Less than a decade out of Western Michigan University Cooley Law School, Amber Cervantez is finding her way, making her mark as an attorney, and as an advocate for other up-and-coming Hispanic lawyers as well.
But her path wasn’t always so well-planned as it is today. In 2009, when Cervantez graduated magna cum laude from Mercyhurst College in Erie, Pennsylvania, with a criminal justice degree, she found the recession impacted not only business hiring, but law enforcement as well. With no prospects ahead for her original plan to be a police officer, Cervantez decided law school might be a viable option.
“I really didn’t plan it, but I decided law school was close to criminal justice so I made the decision to apply,” she recalled. “But I didn’t know there were so many different kinds of law.”
Cervantez was accepted at WMU-Cooley and attended their Auburn Hills campus, graduating in 2012. During her years in law school, Cervantez got her feet wet serving as the law clerk for Williams, Williams, Rattner and Plunket. She also interned for Macomb County Circuit Judge Mark Switalski, Oakland County Circuit Judge James Alexander, and attorney Michael Lee.
While completing an externship in law school, she began to “own” her racial diversity and realized she had an obligation to be someone other young Hispanic lawyers could respect and regard as a role model.
“Michael Lee taught me that I had to embrace being a female Hispanic attorney and use it to help others like me,” Cervantez said. “Now I own it!”
After graduating and passing the bar, Cervantez was anxious to get her career going, and with the recession still influencing the economy she accepted the first job offer that came her way. Shortly after, she was offered a position with one of the members she knew from the Hispanic Bar Association of Michigan who had his own firm. As she grew as an attorney, she also began to accept that to set a good example she would be expected to do more than her day-to-day routine.
Today, Cervantez is president of the Hispanic Bar Association of Michigan and is finding just how important it can be to step up and accept responsibility on behalf of her fellow Hispanic attorneys and law students.
For example, in 2017 Cervantez was asked by U.S. Senator Debbie Stabenow to serve as a member of the Eastern District of Michigan Judicial Advisory Committee tasked with preparing recommendations for consideration by the White House when appointing federal judges to fill vacant seats. In 2016 she was named one of Michigan Lawyers Weekly’s Up & Coming Lawyers, an honor recognizing “legal practitioners who are establishing a name for themselves, go above and beyond, and display the ambition, drive, determination and accomplishments that set them apart among their peers — in their first 10 years in practice.”
Cervantez and fellow WMU-Cooley graduate Esmeralda Perez recently reflected on being Hispanic women and legal activism at a forum held at the law school's Lansing campus. Cervantez is also a member of the Oakland Country Bar Association and Detroit Bar Association.

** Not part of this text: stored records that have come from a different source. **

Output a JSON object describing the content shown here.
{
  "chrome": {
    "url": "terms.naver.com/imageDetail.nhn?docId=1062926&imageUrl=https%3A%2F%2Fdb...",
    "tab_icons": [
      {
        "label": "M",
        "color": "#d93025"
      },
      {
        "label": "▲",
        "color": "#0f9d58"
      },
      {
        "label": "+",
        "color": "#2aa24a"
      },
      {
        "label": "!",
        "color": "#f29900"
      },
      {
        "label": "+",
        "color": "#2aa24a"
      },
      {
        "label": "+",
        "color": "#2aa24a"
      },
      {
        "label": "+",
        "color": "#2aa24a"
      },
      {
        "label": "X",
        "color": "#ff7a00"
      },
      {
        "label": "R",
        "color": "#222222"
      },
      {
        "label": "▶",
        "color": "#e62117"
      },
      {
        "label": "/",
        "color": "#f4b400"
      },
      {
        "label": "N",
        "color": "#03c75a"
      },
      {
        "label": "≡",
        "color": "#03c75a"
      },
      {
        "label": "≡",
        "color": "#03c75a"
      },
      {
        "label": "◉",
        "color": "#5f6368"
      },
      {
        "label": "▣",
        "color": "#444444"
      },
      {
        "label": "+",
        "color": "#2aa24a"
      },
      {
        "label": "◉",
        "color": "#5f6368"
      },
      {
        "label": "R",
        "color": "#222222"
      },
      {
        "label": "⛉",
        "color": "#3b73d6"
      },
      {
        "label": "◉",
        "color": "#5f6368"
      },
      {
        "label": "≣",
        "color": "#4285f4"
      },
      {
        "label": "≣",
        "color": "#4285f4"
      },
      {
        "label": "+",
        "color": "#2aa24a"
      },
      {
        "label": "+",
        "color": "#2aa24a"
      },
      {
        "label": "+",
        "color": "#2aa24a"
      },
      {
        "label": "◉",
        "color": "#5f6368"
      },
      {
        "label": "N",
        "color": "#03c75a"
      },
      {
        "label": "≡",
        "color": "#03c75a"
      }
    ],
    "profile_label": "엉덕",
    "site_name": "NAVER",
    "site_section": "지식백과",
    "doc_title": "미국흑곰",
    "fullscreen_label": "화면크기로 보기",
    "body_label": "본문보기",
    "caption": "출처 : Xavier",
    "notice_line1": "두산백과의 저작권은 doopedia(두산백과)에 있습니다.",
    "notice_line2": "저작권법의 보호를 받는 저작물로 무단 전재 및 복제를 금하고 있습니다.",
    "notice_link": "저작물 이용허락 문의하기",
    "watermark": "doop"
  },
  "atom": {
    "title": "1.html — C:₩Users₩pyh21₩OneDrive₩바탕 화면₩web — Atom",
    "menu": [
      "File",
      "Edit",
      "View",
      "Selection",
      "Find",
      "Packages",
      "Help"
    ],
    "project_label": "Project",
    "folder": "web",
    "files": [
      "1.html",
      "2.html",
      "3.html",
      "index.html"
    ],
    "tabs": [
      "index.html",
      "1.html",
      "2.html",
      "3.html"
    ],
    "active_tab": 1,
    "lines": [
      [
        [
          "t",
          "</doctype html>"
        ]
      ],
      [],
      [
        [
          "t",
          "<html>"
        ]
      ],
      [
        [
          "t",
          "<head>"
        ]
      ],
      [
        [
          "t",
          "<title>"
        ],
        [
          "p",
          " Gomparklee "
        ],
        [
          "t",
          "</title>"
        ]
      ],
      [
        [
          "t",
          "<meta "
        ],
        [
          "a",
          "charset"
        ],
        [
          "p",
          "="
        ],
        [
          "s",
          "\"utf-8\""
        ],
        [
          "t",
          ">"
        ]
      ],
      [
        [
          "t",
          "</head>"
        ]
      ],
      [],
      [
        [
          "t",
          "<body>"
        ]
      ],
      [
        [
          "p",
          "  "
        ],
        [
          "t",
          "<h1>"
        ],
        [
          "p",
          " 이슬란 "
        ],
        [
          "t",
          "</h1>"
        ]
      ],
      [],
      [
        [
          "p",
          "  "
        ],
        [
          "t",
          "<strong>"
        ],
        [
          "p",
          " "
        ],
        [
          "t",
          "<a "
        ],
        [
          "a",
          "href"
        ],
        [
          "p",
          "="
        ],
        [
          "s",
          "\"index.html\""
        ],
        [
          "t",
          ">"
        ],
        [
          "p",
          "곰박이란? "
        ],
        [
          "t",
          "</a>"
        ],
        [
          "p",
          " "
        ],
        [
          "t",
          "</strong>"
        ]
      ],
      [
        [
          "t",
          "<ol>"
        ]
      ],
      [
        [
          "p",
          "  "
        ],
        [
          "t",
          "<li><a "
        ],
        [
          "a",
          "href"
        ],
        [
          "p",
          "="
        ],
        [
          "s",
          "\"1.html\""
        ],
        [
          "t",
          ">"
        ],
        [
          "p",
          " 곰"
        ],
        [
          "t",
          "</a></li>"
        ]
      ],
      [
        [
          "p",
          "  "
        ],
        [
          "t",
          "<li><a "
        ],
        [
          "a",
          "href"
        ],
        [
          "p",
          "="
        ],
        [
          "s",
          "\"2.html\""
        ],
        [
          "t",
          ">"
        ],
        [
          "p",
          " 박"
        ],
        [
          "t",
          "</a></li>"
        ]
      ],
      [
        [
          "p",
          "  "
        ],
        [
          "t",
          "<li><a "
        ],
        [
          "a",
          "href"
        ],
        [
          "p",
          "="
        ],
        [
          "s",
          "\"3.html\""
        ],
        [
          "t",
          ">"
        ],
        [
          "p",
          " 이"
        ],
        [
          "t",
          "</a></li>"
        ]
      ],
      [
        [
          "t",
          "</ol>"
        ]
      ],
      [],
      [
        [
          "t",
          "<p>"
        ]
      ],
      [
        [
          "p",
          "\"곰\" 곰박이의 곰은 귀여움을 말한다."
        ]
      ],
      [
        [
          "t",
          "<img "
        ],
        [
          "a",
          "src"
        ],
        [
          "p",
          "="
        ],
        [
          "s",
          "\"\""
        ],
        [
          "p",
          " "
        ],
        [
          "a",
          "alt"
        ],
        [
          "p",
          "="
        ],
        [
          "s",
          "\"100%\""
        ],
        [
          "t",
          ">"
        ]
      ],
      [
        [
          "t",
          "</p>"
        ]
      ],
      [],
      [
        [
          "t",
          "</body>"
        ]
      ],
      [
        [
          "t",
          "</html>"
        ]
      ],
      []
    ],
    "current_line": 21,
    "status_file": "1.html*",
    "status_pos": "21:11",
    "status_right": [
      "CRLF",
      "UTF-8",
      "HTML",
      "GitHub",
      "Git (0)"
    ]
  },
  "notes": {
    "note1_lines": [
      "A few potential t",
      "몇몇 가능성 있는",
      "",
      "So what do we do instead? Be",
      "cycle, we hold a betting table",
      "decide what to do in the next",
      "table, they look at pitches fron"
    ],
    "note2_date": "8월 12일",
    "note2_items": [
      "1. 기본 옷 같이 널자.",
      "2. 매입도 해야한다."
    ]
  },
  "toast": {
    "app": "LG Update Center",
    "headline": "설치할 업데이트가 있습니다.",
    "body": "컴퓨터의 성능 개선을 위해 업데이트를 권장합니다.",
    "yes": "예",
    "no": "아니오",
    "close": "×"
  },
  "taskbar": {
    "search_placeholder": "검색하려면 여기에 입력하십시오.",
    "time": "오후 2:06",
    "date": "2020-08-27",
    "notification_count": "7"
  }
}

Getting and giving
Now a Shareholder in the Oak Park, Michigan firm Hewson & Van Hellemont P.C., Cervantez says she is lucky to work with so many outstanding attorneys and to be able to learn from them. One of those attorneys Cervantez is especially grateful to is Partner Elaine M. Sawyer, who practices in the area of insurance defense, like Cervantez. Sawyer is a 1997 graduate of WMU-Cooley and someone Cervantez says is a role model and one of the firm’s “very strong female attorneys.”
“(Sawyer) is super smart and leads with her actions. She is a successful, experienced trial attorney who has taught me the right way to practice law and try a case,” said Cervantez. “Her expectations are high, but you know you’re doing all right when she keeps giving you work. I couldn’t ask for a better teacher and mentor.”
As she learns from those before her, Cervantez also has advice for Hispanic law students trying to find their way. One key thing is getting out and meeting people, rather than just hitting the books and getting good grades.
“Networking is so important, and I don’t think law students do it enough,” said Cervantez. “When I was in law school, I skipped class if I had to so I could attend networking events I thought were important to my career. I’m not saying students should skip class, but they need to take the initiative to network as often as possible.”
Overall, Cervantez says her law degree turned out to be a very good idea and she encourages anyone with the drive to consider it as well.
“Law is so valuable. Even if you don’t practice, you’re 10 steps ahead of everyone else.”